Pinning down a definition for information architecture (IA) was a common discussion in the readings. Resmini and Rosati (2011) explore the history of IA and its evolution from information design, to system design, to what we know as IA today. They explain that IA (the information science approach) is concerned with creating labels, organization, navigation, and connections with information in order to improve findability, usability, and overall user experience. This approach is not only concerned with design or with creating resources within a business environment, but takes a holistic approach to dealing with information which includes the goals of the user and the organization within their unique environments.

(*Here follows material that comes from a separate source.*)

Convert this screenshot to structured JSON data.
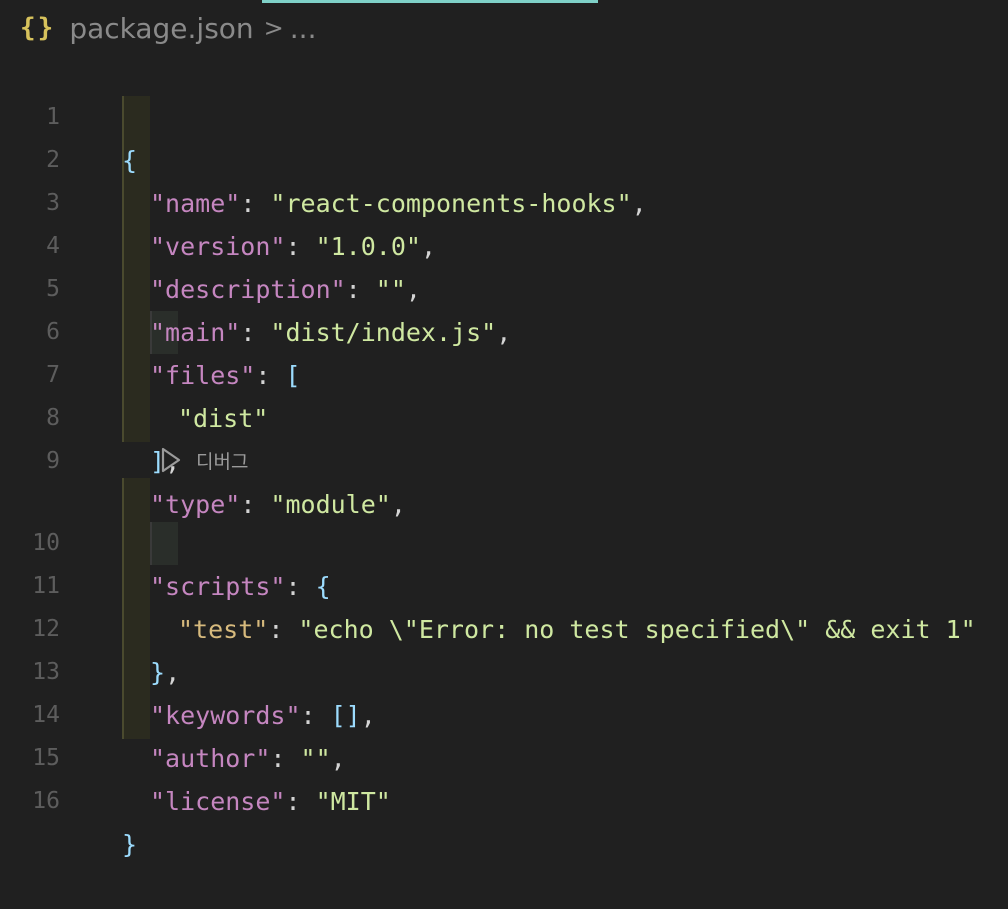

I like how Morville and Rosenfeld (2007) explain the broad reach of IA with the information ecology approach. They explain that users, content, and context all interact and constantly change. Not only is the subject of IA pervasive, the discipline was developed to take on new, emerging problems (Resmini & Rosati, 2011). Morville and Rosenfeld (2007) explain that the field deals with the ambiguous and requires intuition and creativity. I think trying to understand IA in this changing environment is part of the process and what keeps IA on the cutting edge.